So basically, VOY was again in a no-win scenario: Their dramatic situation meant their enemies couldn't be allowed victories that would endanger the ship and crew otherwise the show would be over. THus, their villains could never keep up a massive menacing aura.
Putting all that aside, and speaking very generally, the problem I had was the writers put no more imagination into the aliens than did TNG or DS9. When the series was announced a full year before it premiered, the producers sold it to us the fans by saying we were going to go into a completely unexplored section of the galaxy and see some real alien
aliens. And what did we see as soon as we got there? The same boring TNG aliens with funny foreheads.
What makes an alien interesting and unique and, well, alien
isn't the amount of damage they inflict. Have you ever read any literary SF? There are loads of imaginative aliens which bring all kinds of story possibilities, some of which could never be represented on television, but many of which could. Having an alien with a funny forehead with all the same technology -- starships, shields, subspace communication -- is lazy, unimaginative writing. Certainly TNG and DS9 were guilty of this as well, but Voyager wasn't supposed to be TNG or DS9. Voyager, for me, had everything I didn't like about TNG and DS9 without anything that I did like -- good scripts, believeable characters. Acting and production values were top notch, IMO, but it's all about the story for me.
Isaac Asimov rarely wrote aliens into his books, but the ones he came up with for "The Gods Themselves" were fantastic, very well though out. If you can find a copy of it somewhere, I suggest picking it up. It was written about midway through Asimov's career and one of his best. I think once you start seeing how real SF authors create aliens and allow stories to naturally come out of those creations, you'll be able to better understand why Trek aliens are so often unimaginative.
But going back to your point about the VOY writers not being able to have an enemy that scored victory -- why not? Why not have the ship damaged, crewpeople -- including regulars -- killed? There would at least be a sense of danger.
And as far as the bad writing, that wasn't at all limited to the creation of alien races. My biggest problem with the writing was that it didn't even pretend to buy its own premise. The ship takes a severe beating every episode, with sparks flying and the lights going out on the bridge, only to be perfectly pristine by the next episode. Crappy writing.
But I'm not going to dwell on a show I never watch. There's a reason I never go into the VOY forum.
And yes, you DO need a constant enemy (even in a show like VOY), NuBSG and Farscape had them as well.
Why? Why do you have to have a recurring villain? Just because other generic "sci-fi" series do? Especially given the fact that the ship is constantly on the move, you wouldn't expect them to keep running into the same people over and over again. Why not just write good, imaginative stories that take advantage of the situation you've set up?
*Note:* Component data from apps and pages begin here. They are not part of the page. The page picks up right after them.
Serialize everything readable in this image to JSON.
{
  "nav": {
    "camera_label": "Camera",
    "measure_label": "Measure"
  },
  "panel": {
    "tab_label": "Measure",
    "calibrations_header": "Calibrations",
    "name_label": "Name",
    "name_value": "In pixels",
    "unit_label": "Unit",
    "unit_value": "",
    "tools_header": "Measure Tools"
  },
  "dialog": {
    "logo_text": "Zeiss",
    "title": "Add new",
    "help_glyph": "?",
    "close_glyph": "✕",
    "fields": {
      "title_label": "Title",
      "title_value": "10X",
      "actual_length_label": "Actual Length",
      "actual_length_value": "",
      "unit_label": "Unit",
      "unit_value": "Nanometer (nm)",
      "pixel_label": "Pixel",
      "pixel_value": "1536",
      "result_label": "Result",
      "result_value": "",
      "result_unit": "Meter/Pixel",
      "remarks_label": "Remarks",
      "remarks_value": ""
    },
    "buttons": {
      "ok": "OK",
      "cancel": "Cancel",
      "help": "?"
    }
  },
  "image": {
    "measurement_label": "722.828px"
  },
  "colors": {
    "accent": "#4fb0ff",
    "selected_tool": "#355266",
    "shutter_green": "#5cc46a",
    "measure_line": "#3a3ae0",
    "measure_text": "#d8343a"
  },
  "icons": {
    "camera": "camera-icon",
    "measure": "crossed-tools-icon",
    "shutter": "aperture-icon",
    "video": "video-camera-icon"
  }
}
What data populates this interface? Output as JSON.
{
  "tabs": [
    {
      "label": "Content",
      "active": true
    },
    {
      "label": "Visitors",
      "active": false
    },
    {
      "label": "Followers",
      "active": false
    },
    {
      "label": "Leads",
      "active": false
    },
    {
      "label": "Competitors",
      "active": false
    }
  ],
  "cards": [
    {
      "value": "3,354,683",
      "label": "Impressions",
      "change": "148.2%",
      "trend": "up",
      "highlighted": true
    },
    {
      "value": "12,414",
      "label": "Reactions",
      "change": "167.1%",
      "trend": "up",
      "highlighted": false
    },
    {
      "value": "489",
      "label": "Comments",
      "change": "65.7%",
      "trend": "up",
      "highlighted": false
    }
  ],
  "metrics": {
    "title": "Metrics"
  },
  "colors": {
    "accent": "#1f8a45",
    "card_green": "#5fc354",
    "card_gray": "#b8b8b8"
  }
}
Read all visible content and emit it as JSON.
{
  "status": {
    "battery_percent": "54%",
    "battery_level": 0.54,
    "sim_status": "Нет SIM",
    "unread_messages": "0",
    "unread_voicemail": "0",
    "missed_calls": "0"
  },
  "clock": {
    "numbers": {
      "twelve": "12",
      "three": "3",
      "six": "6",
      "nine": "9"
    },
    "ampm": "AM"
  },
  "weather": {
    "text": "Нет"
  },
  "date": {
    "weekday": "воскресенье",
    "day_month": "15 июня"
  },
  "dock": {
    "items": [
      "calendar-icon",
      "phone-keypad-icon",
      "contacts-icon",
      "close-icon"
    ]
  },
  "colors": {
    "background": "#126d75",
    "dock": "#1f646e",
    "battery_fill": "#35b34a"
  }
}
And no, the writing wasn't the problem. The writing for guys like the Vidiians was no worse than anything on DS9.
And that makes it good? "Yes, I cheated on my taxes, but so did my neighbor, so that makes it okay by comparison." Odd.
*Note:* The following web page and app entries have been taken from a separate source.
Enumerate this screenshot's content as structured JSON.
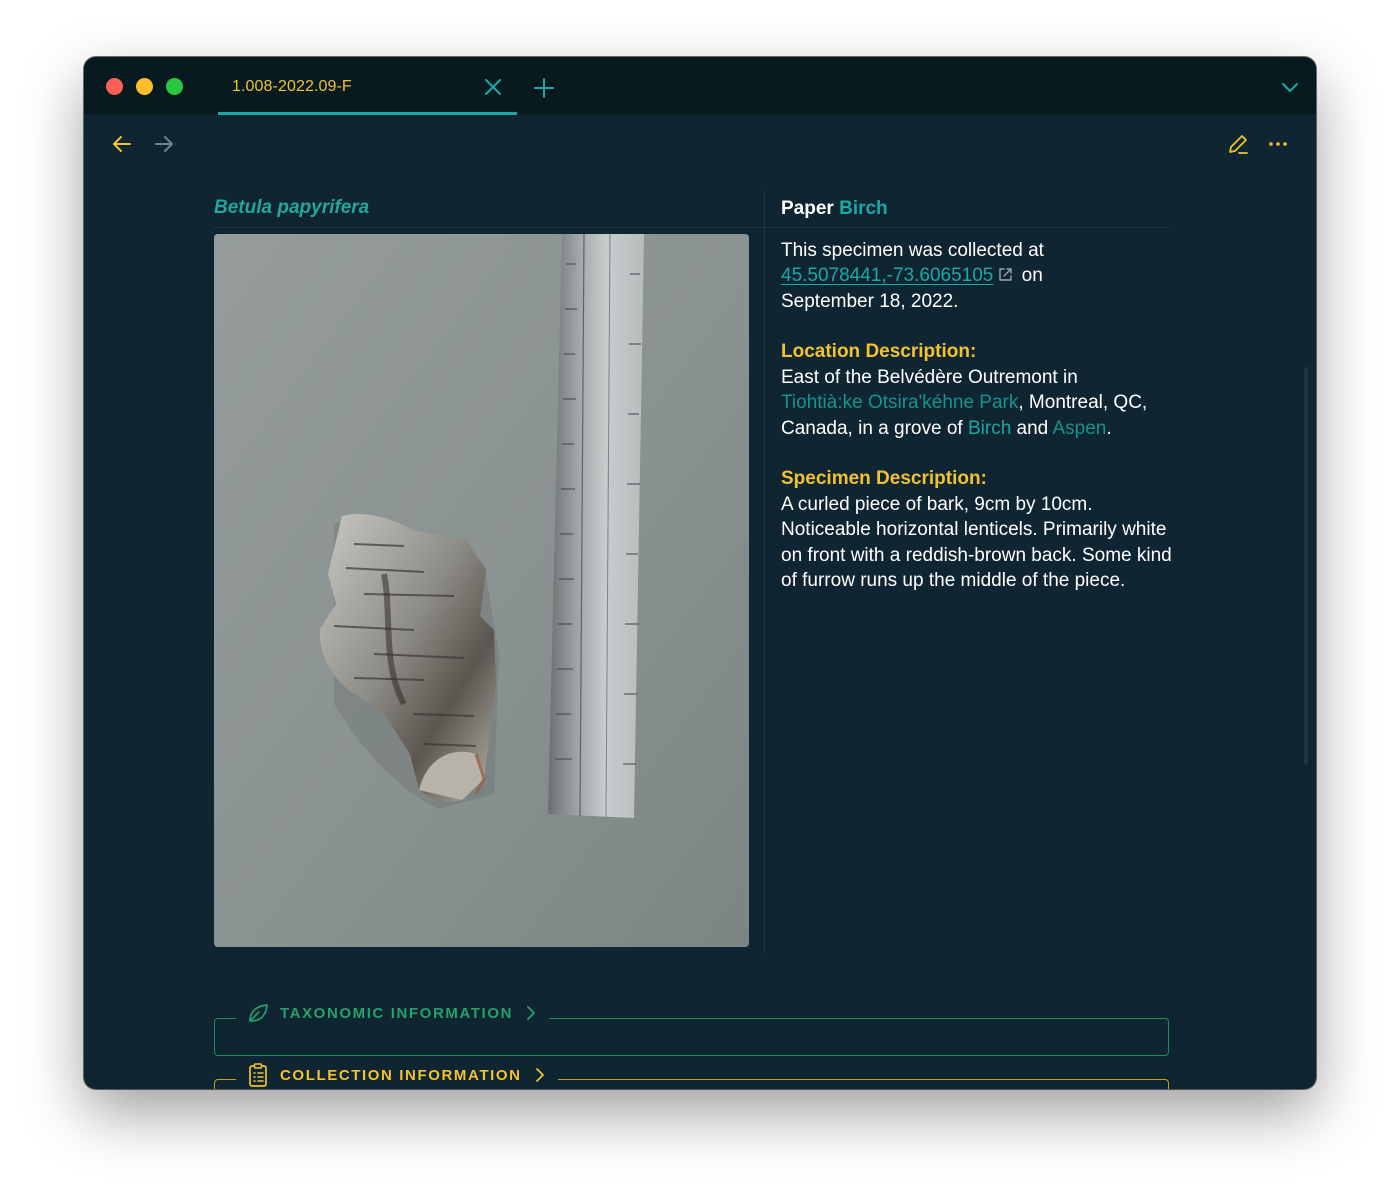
{
  "tab": {
    "title": "1.008-2022.09-F"
  },
  "specimen": {
    "scientific_name": "Betula papyrifera",
    "photo_alt": "Curled piece of birch bark beside a ruler"
  },
  "details": {
    "common_name_plain": "Paper",
    "common_name_link": "Birch",
    "collected_prefix": "This specimen was collected at",
    "coordinates": "45.5078441,-73.6065105",
    "collected_on": "on",
    "collected_date": "September 18, 2022.",
    "location": {
      "heading": "Location Description:",
      "text_1": "East of the Belvédère Outremont in",
      "park_link": "Tiohtià:ke Otsira'kéhne Park",
      "text_2": ", Montreal, QC, Canada, in a grove of",
      "birch_link": "Birch",
      "text_3": "and",
      "aspen_link": "Aspen",
      "text_4": "."
    },
    "specimen_description": {
      "heading": "Specimen Description:",
      "text": "A curled piece of bark, 9cm by 10cm. Noticeable horizontal lenticels. Primarily white on front with a reddish-brown back. Some kind of furrow runs up the middle of the piece."
    }
  },
  "callouts": {
    "taxonomic": {
      "label": "TAXONOMIC INFORMATION",
      "icon": "leaf-icon"
    },
    "collection": {
      "label": "COLLECTION INFORMATION",
      "icon": "clipboard-icon"
    }
  },
  "colors": {
    "background": "#0f2531",
    "titlebar": "#061a1f",
    "accent_yellow": "#f2c230",
    "accent_teal": "#1ca8a4",
    "callout_green": "#27a06a"
  }
}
Soul of Saito wrote:
Easily one of the worst eps of TNG's entire "good section" (seasons 3-7), and the worst of the two-parters.
I completely disagree.
Season seven wasn't part of the good section.